The Nassau Interim Finance Authority warned last week that the county’s budget is at risk of a shortfall over $100 million, even as it praised County Executive Laura Curran for her financial decisions.
In a memo to NIFA directors, Executive Director Evan Cohen wrote that the county could have a deficit as large as $104.7 million in the 2018 financial year.
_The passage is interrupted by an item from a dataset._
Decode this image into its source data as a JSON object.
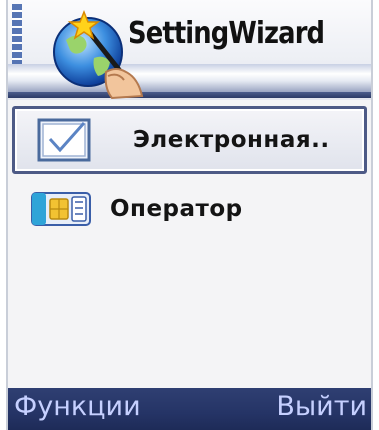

He noted that this figure did not include costs associated with negotiating new county labor contracts.
But Cohen also offered praise for Curran and her proposed budget.
“The positive takeaway is that the administration is taking steps to pay the large Restivo judgment with operating revenue,” he wrote, referring to the court ruling that the county must pay $45 million to John Restivo and Dennis Halstead after both were exonerated following 18 years in prison.
The $104 million in projected risks is about $3 million more than NIFA, which oversees county finances, projected in December, but Cohen said this was “notable” due to the county’s effort to fund the Restivo judgment in the meantime.
Cohen wrote that the sum of projected risks could be reduced further if the current economic strength is sustained, initiatives are enacted by the Nassau County Police Department, and if measures to increase revenue and decrease spending are approved by the Nassau Legislature.
The last one could be a bit of a sticking point. In the past month, Curran has proposed a number of initiatives to raise revenue — such as bringing back park fees, or charging more for red-light camera violations — that got an icy reception from county legislators.
The proposal to reinstate park fees was met by a strong backlash from Nassau residents, with one Little League organization in Seaford receiving a $16,000 bill to play at Washington Avenue Park. The Legislature responded by passing a bill that prohibits charging fees on charitable organizations to use county parks.
Last week Curran proposed a variety of fees, mostly concerning parking and traffic, that she said would generate $3 million in revenue. But the Legislature’s presiding officer, Rich Nicolello (R-New Hyde Park), said those fees were unnecessary.
“The fee added on to red light cameras, the extra $5, it’s too much,” he said, referring to an initiative that the Curran administration projected would add more than $1 million in revenue. “The consensus among Democrats and Republicans is it is already too high.”
Cohen wrote that such disagreements will harm the county’s financial standing.
“Strong management and Legislative cooperation will be essential to any chance of success on that fiscal front,” he wrote.